Rhode Island is considering a statewide ban on declaw surgery—a traumatic procedure that can cause permanent harm to cats. Alley Cat Allies is mobilizing local supporters to speak out in favor of the bill and help protect cats in their state.
The Rhode Island House Committee on Health, Education, and Welfare will discuss House Bill 5073, which prohibits declawing, at its meeting on Wednesday, February 27. If the bill passes in the House committee, it will be the first step toward becoming a law that will safeguard the health and wellbeing of cats.
Declawing is no nail trim. It is the surgical amputation of the last joints of a cat’s toes. The procedure can cause chronic pain and long-lasting trauma that could lead to behavioral issues. Cats rely on their claws to protect themselves and for grooming needs. Post-surgery pain in their paws can cause cats to avoid the litterbox. Without the natural protection of their claws, cats can also become more aggressive and are more likely to bite. These are among the most common reasons cats are relinquished to animal shelters.
Cats are almost always declawed to prevent unwanted scratching behavior. But many safe, affordable and humane alternatives are widely available, including scratching posts, deterrent sprays, and vinyl nail caps.
Rhode Island is one of several states, including West Virginia and New Jersey, considering declaw bans this year.

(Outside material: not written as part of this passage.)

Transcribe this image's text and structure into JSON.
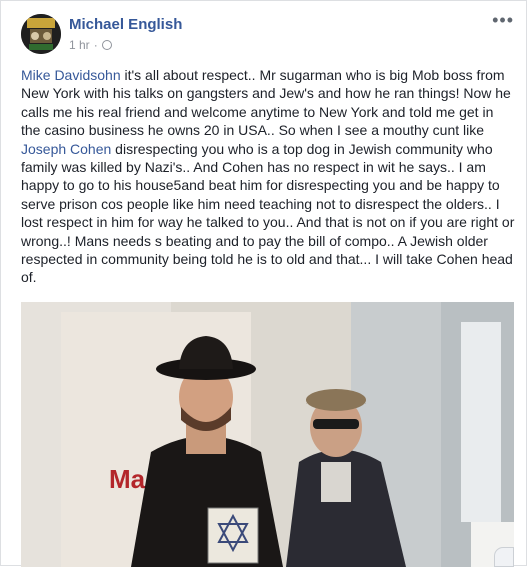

To date, nine cities in the United States, four Canadian provinces, and at least 41 countries have outlawed declawing.